The next day it was on to Wadi Halfa on the Sudanese/Egyptian border. We were rather nervous, as an earlier group of “Machalniks” had been detained in Cairo.

We continued across the desert to El-Adem just outside Tobruk for refueling, and then continued to Rome. While flying over the Mediterranean, we were not happy to see flames coming out of one of the airplane wings.

We finally landed at Rome, tried to tidy up and look like “touring students” as instructed, and not, heaven forbid “Halutzim”, when the doors opened and in came a guy in an open-necked shirt, rolled-up shirt sleeves, who said, “Shalom Chevra, Bruchim Habaim, this is where you get off.” So much for secrecy!

At last, after about 24 or 36 hours, we boarded a “real” tourist Dakota with upholstered seats such luxury! the final leg of our journey to Israel . In those days, few of us had ever flown before in any kind of plane, so this was also a new experience.

During the flight we were told that the UN Forces were interning all military-aged people who arrived in Haifa, so the plane was diverted to Tel Aviv, to Sde Dov airport. After we landed, the VIPs on our flight were whisked away in taxis while we were left with our suitcases in the middle of the deserted landing field for half the night. Eventually, a truck arrived and drove us off to the Tel-Litwinsky military absorption camp, on the outskirts of Tel Aviv, which was surrounded by many eucalyptus trees . Here, to our dismay, we were separated from our husbands as it was Chaverot on one side of the road, and Chaverim on the other. The dismay was mainly due to the fact that our toothbrushes and other toiletries were all in one suitcase!

The next day we were inducted into the army, but thanks mainly to Rosie’s excellent command of Hebrew, which had us all awestruck, we were finally discharged and allowed to go to Tel Aviv to find the offices of the South African Zionist Federation in Ahad Haam Street. Here we asked them to get the Habonim group sent to Maayan Baruch, which, being a border kibbutz, was in the same category as serving in the army.

What does one remember of Tel Aviv in those days?
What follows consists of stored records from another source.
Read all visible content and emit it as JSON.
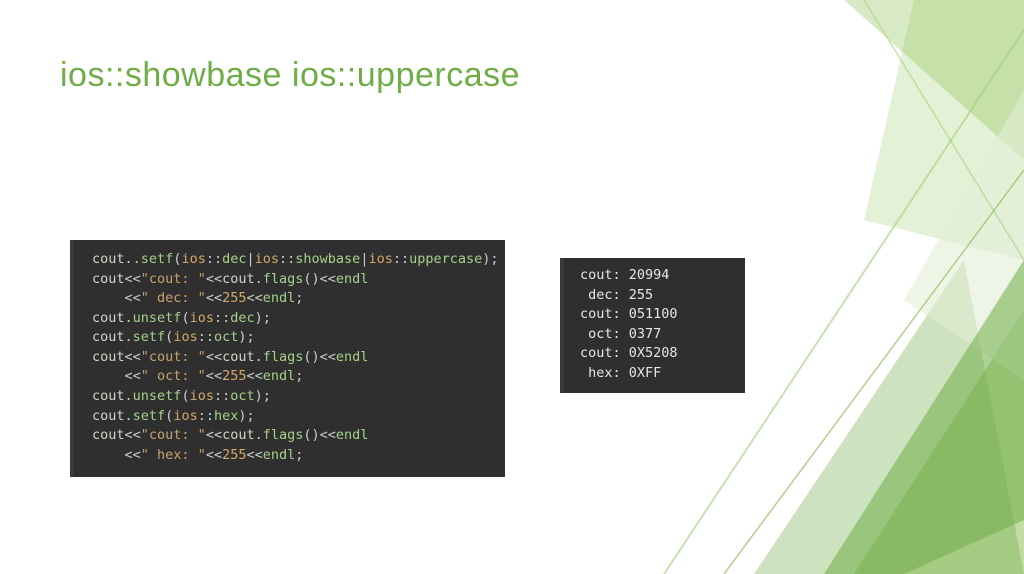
{
  "title": "ios::showbase ios::uppercase",
  "code": {
    "l1a": "cout",
    "l1b": ".setf",
    "l1c": "(ios",
    "l1d": "::",
    "l1e": "dec",
    "l1f": "|ios",
    "l1g": "::",
    "l1h": "showbase",
    "l1i": "|ios",
    "l1j": "::",
    "l1k": "uppercase",
    "l1l": ");",
    "l2a": "cout",
    "l2b": "<<",
    "l2c": "\"cout: \"",
    "l2d": "<<",
    "l2e": "cout",
    "l2f": ".flags",
    "l2g": "()<<",
    "l2h": "endl",
    "l3a": "    <<",
    "l3b": "\" dec: \"",
    "l3c": "<<",
    "l3d": "255",
    "l3e": "<<",
    "l3f": "endl",
    "l3g": ";",
    "l4a": "cout",
    "l4b": ".unsetf",
    "l4c": "(ios",
    "l4d": "::",
    "l4e": "dec",
    "l4f": ");",
    "l5a": "cout",
    "l5b": ".setf",
    "l5c": "(ios",
    "l5d": "::",
    "l5e": "oct",
    "l5f": ");",
    "l6a": "cout",
    "l6b": "<<",
    "l6c": "\"cout: \"",
    "l6d": "<<",
    "l6e": "cout",
    "l6f": ".flags",
    "l6g": "()<<",
    "l6h": "endl",
    "l7a": "    <<",
    "l7b": "\" oct: \"",
    "l7c": "<<",
    "l7d": "255",
    "l7e": "<<",
    "l7f": "endl",
    "l7g": ";",
    "l8a": "cout",
    "l8b": ".unsetf",
    "l8c": "(ios",
    "l8d": "::",
    "l8e": "oct",
    "l8f": ");",
    "l9a": "cout",
    "l9b": ".setf",
    "l9c": "(ios",
    "l9d": "::",
    "l9e": "hex",
    "l9f": ");",
    "l10a": "cout",
    "l10b": "<<",
    "l10c": "\"cout: \"",
    "l10d": "<<",
    "l10e": "cout",
    "l10f": ".flags",
    "l10g": "()<<",
    "l10h": "endl",
    "l11a": "    <<",
    "l11b": "\" hex: \"",
    "l11c": "<<",
    "l11d": "255",
    "l11e": "<<",
    "l11f": "endl",
    "l11g": ";"
  },
  "output": {
    "r1a": "cout: ",
    "r1b": "20994",
    "r2a": " dec: ",
    "r2b": "255",
    "r3a": "cout: ",
    "r3b": "051100",
    "r4a": " oct: ",
    "r4b": "0377",
    "r5a": "cout: ",
    "r5b": "0X5208",
    "r6a": " hex: ",
    "r6b": "0XFF"
  }
}
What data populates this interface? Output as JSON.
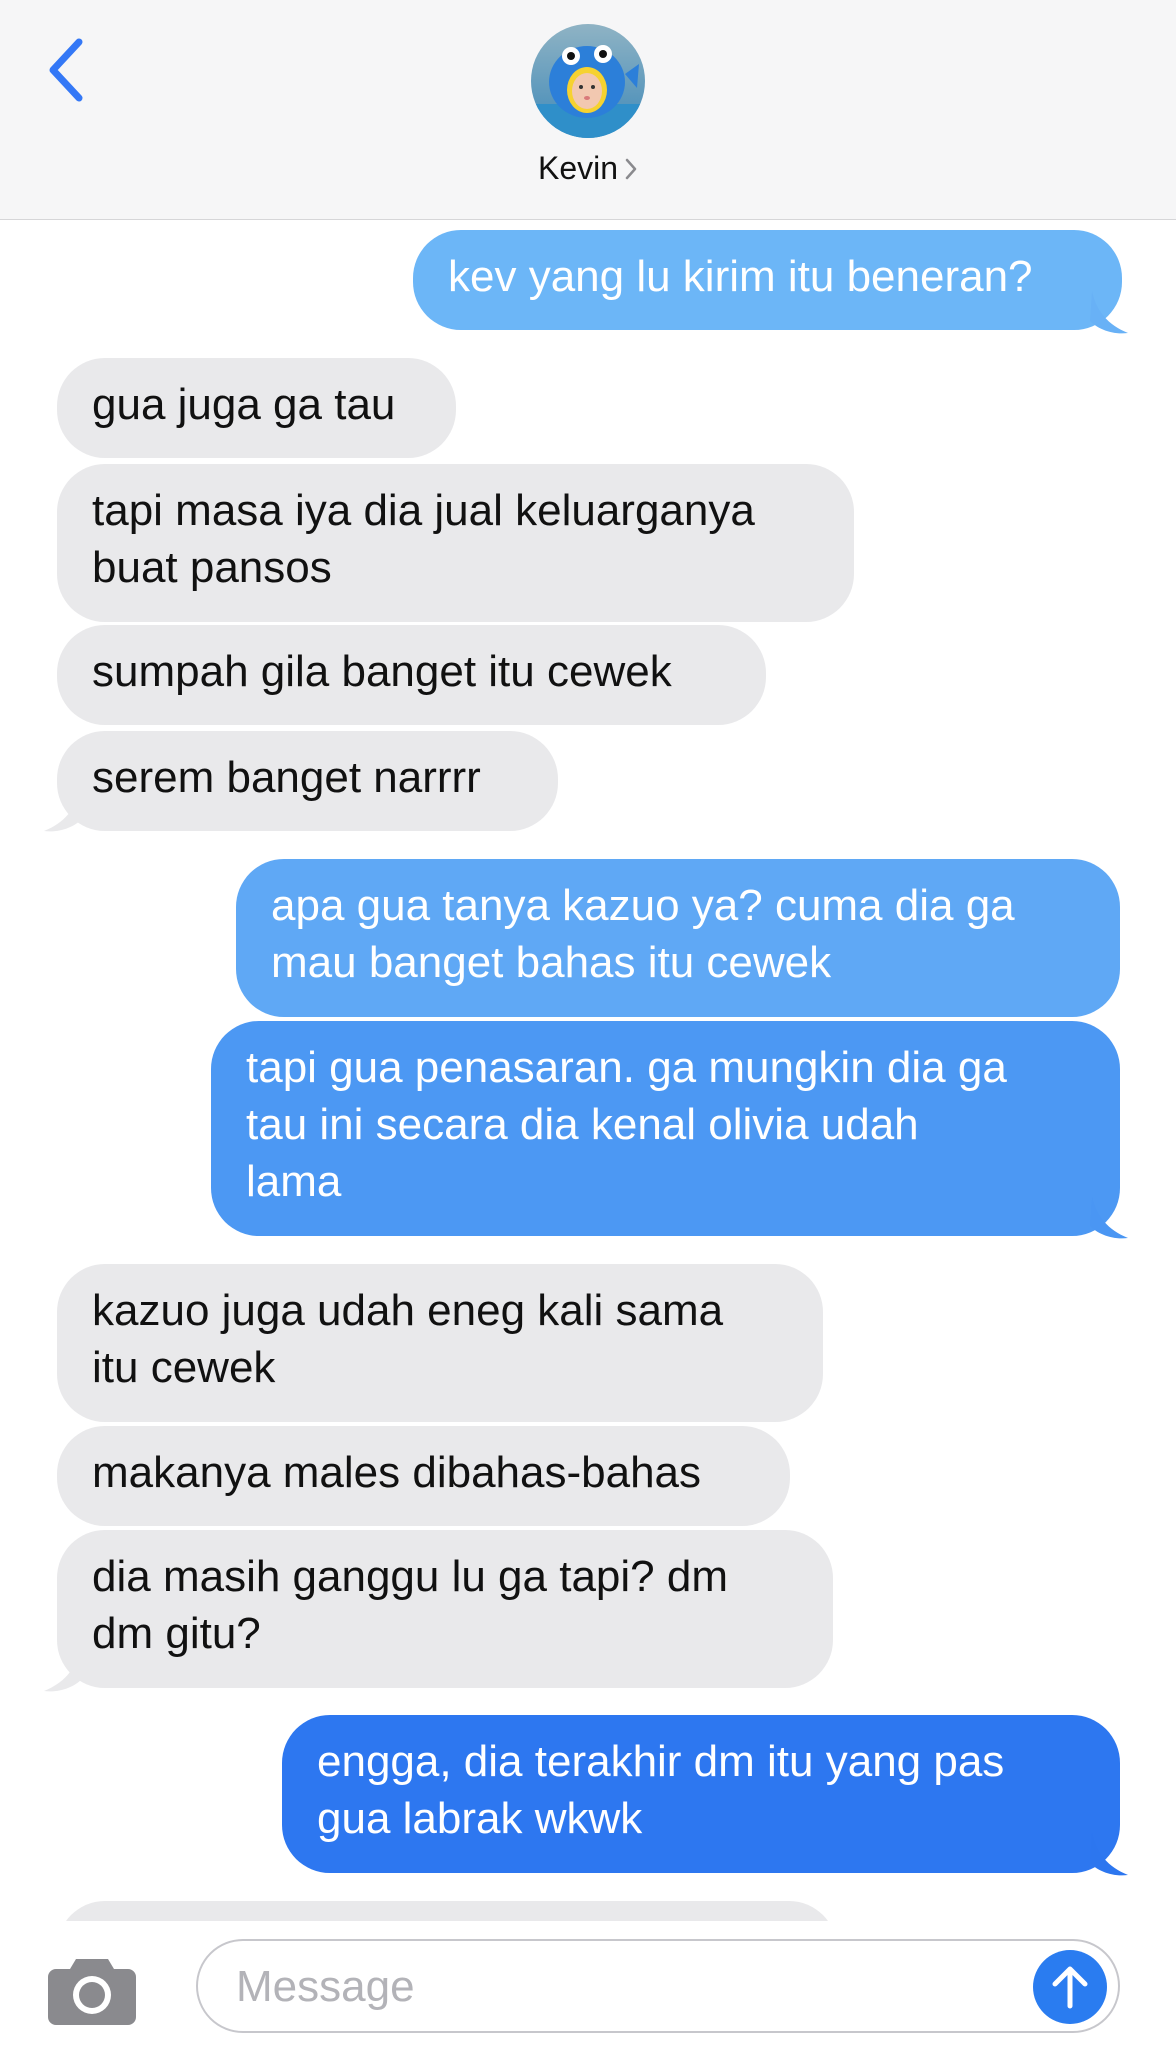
{
  "header": {
    "contact_name": "Kevin",
    "back_icon": "chevron-left-icon",
    "disclosure_icon": "chevron-right-icon",
    "accent_color": "#3478f6"
  },
  "messages": [
    {
      "direction": "outgoing",
      "text": "kev yang lu kirim itu beneran?"
    },
    {
      "direction": "incoming",
      "text": "gua juga ga tau"
    },
    {
      "direction": "incoming",
      "text": "tapi masa iya dia jual keluarganya\nbuat pansos"
    },
    {
      "direction": "incoming",
      "text": "sumpah gila banget itu cewek"
    },
    {
      "direction": "incoming",
      "text": "serem banget narrrr"
    },
    {
      "direction": "outgoing",
      "text": "apa gua tanya kazuo ya? cuma dia ga\nmau banget bahas itu cewek"
    },
    {
      "direction": "outgoing",
      "text": "tapi gua penasaran. ga mungkin dia ga\ntau ini secara dia kenal olivia udah\nlama"
    },
    {
      "direction": "incoming",
      "text": "kazuo juga udah eneg kali sama\nitu cewek"
    },
    {
      "direction": "incoming",
      "text": "makanya males dibahas-bahas"
    },
    {
      "direction": "incoming",
      "text": "dia masih ganggu lu ga tapi? dm\ndm gitu?"
    },
    {
      "direction": "outgoing",
      "text": "engga, dia terakhir dm itu yang pas\ngua labrak wkwk"
    }
  ],
  "input_bar": {
    "placeholder": "Message",
    "camera_icon": "camera-icon",
    "send_icon": "arrow-up-icon"
  },
  "colors": {
    "incoming_bubble": "#e9e9eb",
    "outgoing_gradient_top": "#6cb6f7",
    "outgoing_gradient_bottom": "#2a73ef",
    "header_bg": "#f6f6f7"
  }
}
Very shabby peeling plaster walls, many pockmarked with bullet holes, sandbags piled up around every apartment entrance, and soldiers stopping everyone to check identity cards. Girls, women and men walked the streets dressed in khaki shorts and shirts. It was the uniform of the whole country at that time, civilians and army alike.

After spending the night in the sleaziest of Tel Aviv hotels near the beachfront, sharing a room with six other people, we finally boarded the bus which was to take us to the Upper Galilee.

The journey took us the whole day as we drove over back roads (not that the main roads were much different), narrow and winding, passing Petach Tikva, Hadera, Afula, Tiberias, Rosh Pina, and finally depositing us at Kfar Giladi. Here we were taken into the dining room and told with pride that it had once been a cow shed, which was not too hard to believe. We were served tea and bread with jam, the latter so diluted that it ran off the bread before it could be spread.

We spent the night at the kibbutz, as it was dangerous to travel to Maayan Baruch after dark. Next morning we set out for Maayan Baruch in an open command car and finally, after a good hour or more driving across dirt tracks and wadis, reached our destination, which today is a 10-minute drive. On arrival at Kibbutz Maayan Baruch, our story faded into insignificance when all our Chevra, who had arrived by much more devious routes, told us of their adventures.